Sally Fitzgerald, the compiler of Oâ€™Connorâ€™s letters, notes that when she placed Flannery on the train to return to her Milledgeville, Georgia, home, she was â€œsmiling perhaps a little wanly but wearing her beret at a jaunty angle.â€ Less then a week later, the Fitzgeralds received the news that Flannery was dying of lupus. The cocky hat of Oâ€™Connorâ€™s ambitions and hopes now seemed to lie in the shadows of the valley into which her life had been plunged.
As I read the letters that surrounded this time, they resonated with me, fresh from the antiseptic stench of hospital halls myself, where my grandma is fighting the debilitating effects of a massive stroke. Fitzgerald notes, â€œAs she emerged from the crisisâ€¦she began to communicate again herself -- chiefly on the subject of her novel, which had never been much out of her mind, even when the lupus attack was most severe.â€ I can practically see Enoch Emery, his flushed pimply face rising out of an ape suit, regarding Flannery from the foot of her hospital bed.
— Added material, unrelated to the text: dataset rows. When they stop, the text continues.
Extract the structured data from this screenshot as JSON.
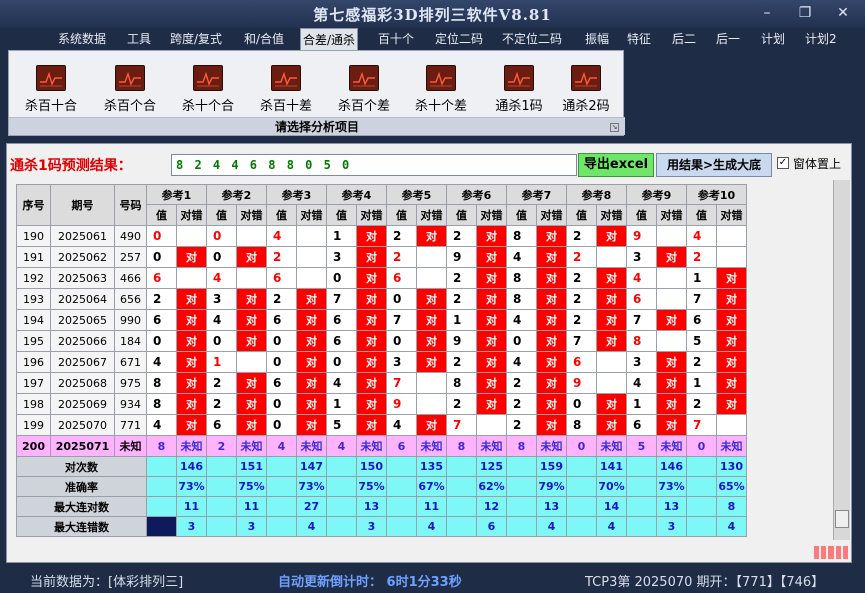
{
  "title": "第七感福彩3D排列三软件V8.81",
  "window_buttons": {
    "minimize": "–",
    "restore": "❐",
    "close": "✕"
  },
  "menu": [
    {
      "label": "系统数据",
      "active": false
    },
    {
      "label": "工具",
      "active": false
    },
    {
      "label": "跨度/复式",
      "active": false
    },
    {
      "label": "和/合值",
      "active": false
    },
    {
      "label": "合差/通杀",
      "active": true
    },
    {
      "label": "百十个",
      "active": false
    },
    {
      "label": "定位二码",
      "active": false
    },
    {
      "label": "不定位二码",
      "active": false
    },
    {
      "label": "振幅",
      "active": false
    },
    {
      "label": "特征",
      "active": false
    },
    {
      "label": "后二",
      "active": false
    },
    {
      "label": "后一",
      "active": false
    },
    {
      "label": "计划",
      "active": false
    },
    {
      "label": "计划2",
      "active": false
    }
  ],
  "ribbon": {
    "items": [
      {
        "label": "杀百十合",
        "icon": "chart-icon"
      },
      {
        "label": "杀百个合",
        "icon": "chart-icon"
      },
      {
        "label": "杀十个合",
        "icon": "chart-icon"
      },
      {
        "label": "杀百十差",
        "icon": "chart-icon"
      },
      {
        "label": "杀百个差",
        "icon": "chart-icon"
      },
      {
        "label": "杀十个差",
        "icon": "chart-icon"
      },
      {
        "label": "通杀1码",
        "icon": "chart-icon"
      },
      {
        "label": "通杀2码",
        "icon": "chart-icon"
      }
    ],
    "caption": "请选择分析项目"
  },
  "prediction": {
    "label": "通杀1码预测结果：",
    "value": "8 2 4 4 6 8 8 0 5 0"
  },
  "buttons": {
    "excel": "导出excel",
    "generate": "用结果>生成大底",
    "pin_label": "窗体置上",
    "pin_checked": true
  },
  "table": {
    "headers": {
      "seq": "序号",
      "period": "期号",
      "code": "号码",
      "value": "值",
      "check": "对错"
    },
    "groups": [
      "参考1",
      "参考2",
      "参考3",
      "参考4",
      "参考5",
      "参考6",
      "参考7",
      "参考8",
      "参考9",
      "参考10"
    ],
    "rows": [
      {
        "seq": "190",
        "period": "2025061",
        "code": "490",
        "cells": [
          [
            "0",
            "",
            true
          ],
          [
            "0",
            "",
            true
          ],
          [
            "4",
            "",
            true
          ],
          [
            "1",
            "对",
            false
          ],
          [
            "2",
            "对",
            false
          ],
          [
            "2",
            "对",
            false
          ],
          [
            "8",
            "对",
            false
          ],
          [
            "2",
            "对",
            false
          ],
          [
            "9",
            "",
            true
          ],
          [
            "4",
            "",
            true
          ]
        ]
      },
      {
        "seq": "191",
        "period": "2025062",
        "code": "257",
        "cells": [
          [
            "0",
            "对",
            false
          ],
          [
            "0",
            "对",
            false
          ],
          [
            "2",
            "",
            true
          ],
          [
            "3",
            "对",
            false
          ],
          [
            "2",
            "",
            true
          ],
          [
            "9",
            "对",
            false
          ],
          [
            "4",
            "对",
            false
          ],
          [
            "2",
            "",
            true
          ],
          [
            "3",
            "对",
            false
          ],
          [
            "2",
            "",
            true
          ]
        ]
      },
      {
        "seq": "192",
        "period": "2025063",
        "code": "466",
        "cells": [
          [
            "6",
            "",
            true
          ],
          [
            "4",
            "",
            true
          ],
          [
            "6",
            "",
            true
          ],
          [
            "0",
            "对",
            false
          ],
          [
            "6",
            "",
            true
          ],
          [
            "2",
            "对",
            false
          ],
          [
            "8",
            "对",
            false
          ],
          [
            "2",
            "对",
            false
          ],
          [
            "4",
            "",
            true
          ],
          [
            "1",
            "对",
            false
          ]
        ]
      },
      {
        "seq": "193",
        "period": "2025064",
        "code": "656",
        "cells": [
          [
            "2",
            "对",
            false
          ],
          [
            "3",
            "对",
            false
          ],
          [
            "2",
            "对",
            false
          ],
          [
            "7",
            "对",
            false
          ],
          [
            "0",
            "对",
            false
          ],
          [
            "2",
            "对",
            false
          ],
          [
            "8",
            "对",
            false
          ],
          [
            "2",
            "对",
            false
          ],
          [
            "6",
            "",
            true
          ],
          [
            "7",
            "对",
            false
          ]
        ]
      },
      {
        "seq": "194",
        "period": "2025065",
        "code": "990",
        "cells": [
          [
            "6",
            "对",
            false
          ],
          [
            "4",
            "对",
            false
          ],
          [
            "6",
            "对",
            false
          ],
          [
            "6",
            "对",
            false
          ],
          [
            "7",
            "对",
            false
          ],
          [
            "1",
            "对",
            false
          ],
          [
            "4",
            "对",
            false
          ],
          [
            "2",
            "对",
            false
          ],
          [
            "7",
            "对",
            false
          ],
          [
            "6",
            "对",
            false
          ]
        ]
      },
      {
        "seq": "195",
        "period": "2025066",
        "code": "184",
        "cells": [
          [
            "0",
            "对",
            false
          ],
          [
            "0",
            "对",
            false
          ],
          [
            "0",
            "对",
            false
          ],
          [
            "6",
            "对",
            false
          ],
          [
            "0",
            "对",
            false
          ],
          [
            "9",
            "对",
            false
          ],
          [
            "0",
            "对",
            false
          ],
          [
            "7",
            "对",
            false
          ],
          [
            "8",
            "",
            true
          ],
          [
            "5",
            "对",
            false
          ]
        ]
      },
      {
        "seq": "196",
        "period": "2025067",
        "code": "671",
        "cells": [
          [
            "4",
            "对",
            false
          ],
          [
            "1",
            "",
            true
          ],
          [
            "0",
            "对",
            false
          ],
          [
            "0",
            "对",
            false
          ],
          [
            "3",
            "对",
            false
          ],
          [
            "2",
            "对",
            false
          ],
          [
            "4",
            "对",
            false
          ],
          [
            "6",
            "",
            true
          ],
          [
            "3",
            "对",
            false
          ],
          [
            "2",
            "对",
            false
          ]
        ]
      },
      {
        "seq": "197",
        "period": "2025068",
        "code": "975",
        "cells": [
          [
            "8",
            "对",
            false
          ],
          [
            "2",
            "对",
            false
          ],
          [
            "6",
            "对",
            false
          ],
          [
            "4",
            "对",
            false
          ],
          [
            "7",
            "",
            true
          ],
          [
            "8",
            "对",
            false
          ],
          [
            "2",
            "对",
            false
          ],
          [
            "9",
            "",
            true
          ],
          [
            "4",
            "对",
            false
          ],
          [
            "1",
            "对",
            false
          ]
        ]
      },
      {
        "seq": "198",
        "period": "2025069",
        "code": "934",
        "cells": [
          [
            "8",
            "对",
            false
          ],
          [
            "2",
            "对",
            false
          ],
          [
            "0",
            "对",
            false
          ],
          [
            "1",
            "对",
            false
          ],
          [
            "9",
            "",
            true
          ],
          [
            "2",
            "对",
            false
          ],
          [
            "2",
            "对",
            false
          ],
          [
            "0",
            "对",
            false
          ],
          [
            "1",
            "对",
            false
          ],
          [
            "2",
            "对",
            false
          ]
        ]
      },
      {
        "seq": "199",
        "period": "2025070",
        "code": "771",
        "cells": [
          [
            "4",
            "对",
            false
          ],
          [
            "6",
            "对",
            false
          ],
          [
            "0",
            "对",
            false
          ],
          [
            "5",
            "对",
            false
          ],
          [
            "4",
            "对",
            false
          ],
          [
            "7",
            "",
            true
          ],
          [
            "2",
            "对",
            false
          ],
          [
            "8",
            "对",
            false
          ],
          [
            "6",
            "对",
            false
          ],
          [
            "7",
            "",
            true
          ]
        ]
      }
    ],
    "pred_row": {
      "seq": "200",
      "period": "2025071",
      "code": "未知",
      "cells": [
        [
          "8",
          "未知"
        ],
        [
          "2",
          "未知"
        ],
        [
          "4",
          "未知"
        ],
        [
          "4",
          "未知"
        ],
        [
          "6",
          "未知"
        ],
        [
          "8",
          "未知"
        ],
        [
          "8",
          "未知"
        ],
        [
          "0",
          "未知"
        ],
        [
          "5",
          "未知"
        ],
        [
          "0",
          "未知"
        ]
      ]
    },
    "stats": [
      {
        "label": "对次数",
        "values": [
          "146",
          "151",
          "147",
          "150",
          "135",
          "125",
          "159",
          "141",
          "146",
          "130"
        ]
      },
      {
        "label": "准确率",
        "values": [
          "73%",
          "75%",
          "73%",
          "75%",
          "67%",
          "62%",
          "79%",
          "70%",
          "73%",
          "65%"
        ]
      },
      {
        "label": "最大连对数",
        "values": [
          "11",
          "11",
          "27",
          "13",
          "11",
          "12",
          "13",
          "14",
          "13",
          "8"
        ]
      },
      {
        "label": "最大连错数",
        "values": [
          "3",
          "3",
          "4",
          "3",
          "4",
          "6",
          "4",
          "4",
          "3",
          "4"
        ]
      }
    ]
  },
  "status": {
    "current": "当前数据为：[体彩排列三]",
    "countdown": "自动更新倒计时： 6时1分33秒",
    "issue": "TCP3第 2025070 期开：【771】【746】"
  },
  "colors": {
    "hit": "#ff0000",
    "accent": "#7ef7f7",
    "predict_row": "#ffb3ff",
    "prediction_text": "#007a00"
  }
}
But still, it was he and his "wise blood," as well as every other character and the novel itself, that formed a heavy rope of purpose that pulled Flannery through. Were it not for such gifts of purpose, how would we survive these times of pain? It is such gifts that wrap 75-year-old fingers and hands pierced with IV tubing around the frame of a metal hospital bed with a grip of iron. The gifts of a novel, a character, a grandchildâ€™s hands on the forehead, a hymn hummed softly over a gray head, a hat at a jaunty angle, a desire to live.
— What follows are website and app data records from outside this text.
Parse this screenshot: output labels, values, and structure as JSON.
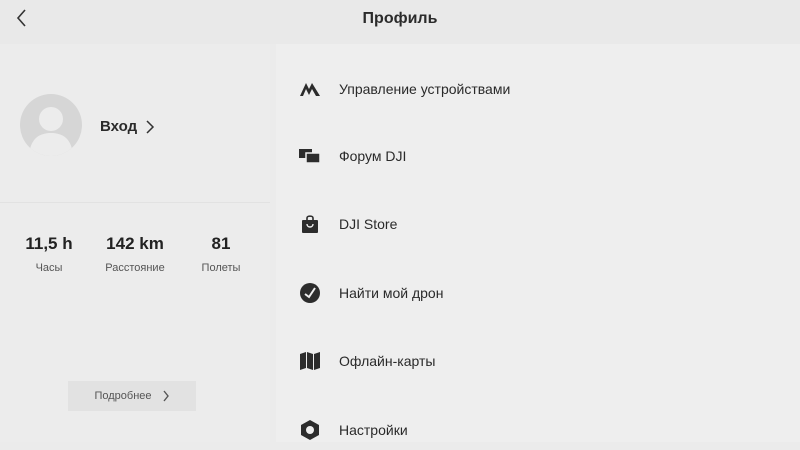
{
  "header": {
    "title": "Профиль",
    "back_icon": "chevron-left-icon"
  },
  "profile": {
    "login_label": "Вход",
    "avatar_icon": "user-avatar-icon",
    "stats": [
      {
        "value": "11,5 h",
        "label": "Часы"
      },
      {
        "value": "142 km",
        "label": "Расстояние"
      },
      {
        "value": "81",
        "label": "Полеты"
      }
    ],
    "more_label": "Подробнее"
  },
  "menu": {
    "items": [
      {
        "label": "Управление устройствами",
        "icon": "device-management-icon"
      },
      {
        "label": "Форум DJI",
        "icon": "forum-icon"
      },
      {
        "label": "DJI Store",
        "icon": "shopping-bag-icon"
      },
      {
        "label": "Найти мой дрон",
        "icon": "find-drone-icon"
      },
      {
        "label": "Офлайн-карты",
        "icon": "map-icon"
      },
      {
        "label": "Настройки",
        "icon": "settings-icon"
      }
    ]
  },
  "colors": {
    "background": "#ebebeb",
    "text": "#2a2a2a",
    "icon": "#2c2c2c"
  }
}
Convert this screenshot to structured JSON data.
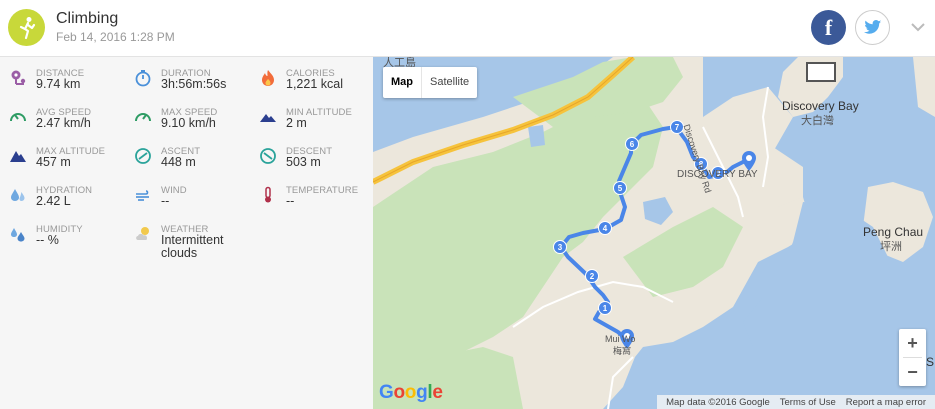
{
  "header": {
    "title": "Climbing",
    "datetime": "Feb 14, 2016 1:28 PM",
    "facebook_glyph": "f",
    "brand_color": "#c8d83a"
  },
  "stats": [
    {
      "label": "DISTANCE",
      "value": "9.74 km",
      "icon": "pin-distance-icon",
      "color": "#9b5ea6"
    },
    {
      "label": "DURATION",
      "value": "3h:56m:56s",
      "icon": "stopwatch-icon",
      "color": "#4a90d9"
    },
    {
      "label": "CALORIES",
      "value": "1,221 kcal",
      "icon": "flame-icon",
      "color": "#f26c3a"
    },
    {
      "label": "AVG SPEED",
      "value": "2.47 km/h",
      "icon": "speedometer-icon",
      "color": "#2e9c64"
    },
    {
      "label": "MAX SPEED",
      "value": "9.10 km/h",
      "icon": "speedometer-max-icon",
      "color": "#2e9c64"
    },
    {
      "label": "MIN ALTITUDE",
      "value": "2 m",
      "icon": "mountain-min-icon",
      "color": "#2b3f8f"
    },
    {
      "label": "MAX ALTITUDE",
      "value": "457 m",
      "icon": "mountain-max-icon",
      "color": "#2b3f8f"
    },
    {
      "label": "ASCENT",
      "value": "448 m",
      "icon": "ascent-icon",
      "color": "#2aa39a"
    },
    {
      "label": "DESCENT",
      "value": "503 m",
      "icon": "descent-icon",
      "color": "#2aa39a"
    },
    {
      "label": "HYDRATION",
      "value": "2.42 L",
      "icon": "water-drops-icon",
      "color": "#6fa8e0"
    },
    {
      "label": "WIND",
      "value": "--",
      "icon": "wind-icon",
      "color": "#4a90d9"
    },
    {
      "label": "TEMPERATURE",
      "value": "--",
      "icon": "thermometer-icon",
      "color": "#b0304a"
    },
    {
      "label": "HUMIDITY",
      "value": "-- %",
      "icon": "humidity-drops-icon",
      "color": "#6fa8e0"
    },
    {
      "label": "WEATHER",
      "value": "Intermittent clouds",
      "icon": "weather-cloud-icon",
      "color": "#f2c94c"
    }
  ],
  "map": {
    "type_buttons": [
      "Map",
      "Satellite"
    ],
    "active_type": "Map",
    "zoom_in": "+",
    "zoom_out": "−",
    "logo": "Google",
    "attribution": [
      "Map data ©2016 Google",
      "Terms of Use",
      "Report a map error"
    ],
    "labels": {
      "discovery_bay": "Discovery Bay",
      "discovery_bay_zh": "大白灣",
      "discovery_bay_rd": "Discovery Bay Rd",
      "peng_chau": "Peng Chau",
      "peng_chau_zh": "坪洲",
      "island_top": "人工島",
      "disco_town": "DISCOVERY BAY",
      "mui_wo": "Mui Wo",
      "mui_wo_zh": "梅窩",
      "edge_s": "S"
    },
    "route_markers": [
      "1",
      "2",
      "3",
      "4",
      "5",
      "6",
      "7",
      "8",
      "9"
    ],
    "route_color": "#4a86e8"
  }
}
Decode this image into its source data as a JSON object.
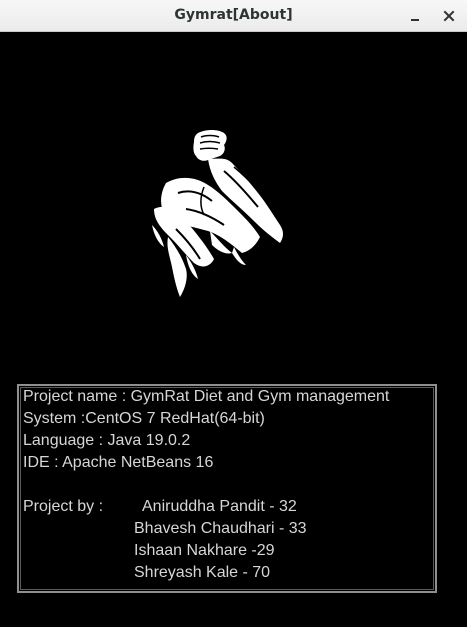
{
  "window": {
    "title": "Gymrat[About]",
    "minimize_label": "—",
    "close_label": "✕"
  },
  "logo": {
    "icon": "flexed-arm-muscle-icon",
    "color": "#ffffff"
  },
  "info": {
    "project_name": "Project name : GymRat Diet and Gym management",
    "system": "System :CentOS 7 RedHat(64-bit)",
    "language": "Language : Java 19.0.2",
    "ide": "IDE : Apache NetBeans 16",
    "project_by_label": "Project by :",
    "members": [
      "Aniruddha Pandit - 32",
      "Bhavesh Chaudhari - 33",
      "Ishaan Nakhare -29",
      "Shreyash Kale - 70"
    ]
  },
  "colors": {
    "background": "#000000",
    "titlebar": "#ebebeb",
    "text": "#d6d6d6",
    "border": "#8f8f8f"
  }
}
While she lay recovering in Baldwin Memorial hospital, Flannery wrote to a friend, â€œI donâ€™t believe in time no more much so itâ€™s all one to meâ€¦â€ She had passed through a deep place in her life, a river that had not overcome her and a fire that had not burned her. In a darkened ICU ward, these words of Isaiah 43 were shafts of light. I read them softly but they glowed with their own power. â€œWhen you walk the waters, I will be with you and when you pass through the rivers they will not overcome you.â€ The sun tipped through the west-facing windows, setting my grandmaâ€™s hand holding mine awash in gold. In that second, I sensed the strong ropes that were pulling her back and in Whose hands they ultimately lay. She squeezed my hand, her breathing deep and joyful, and I knew she wasnâ€™t pulling alone.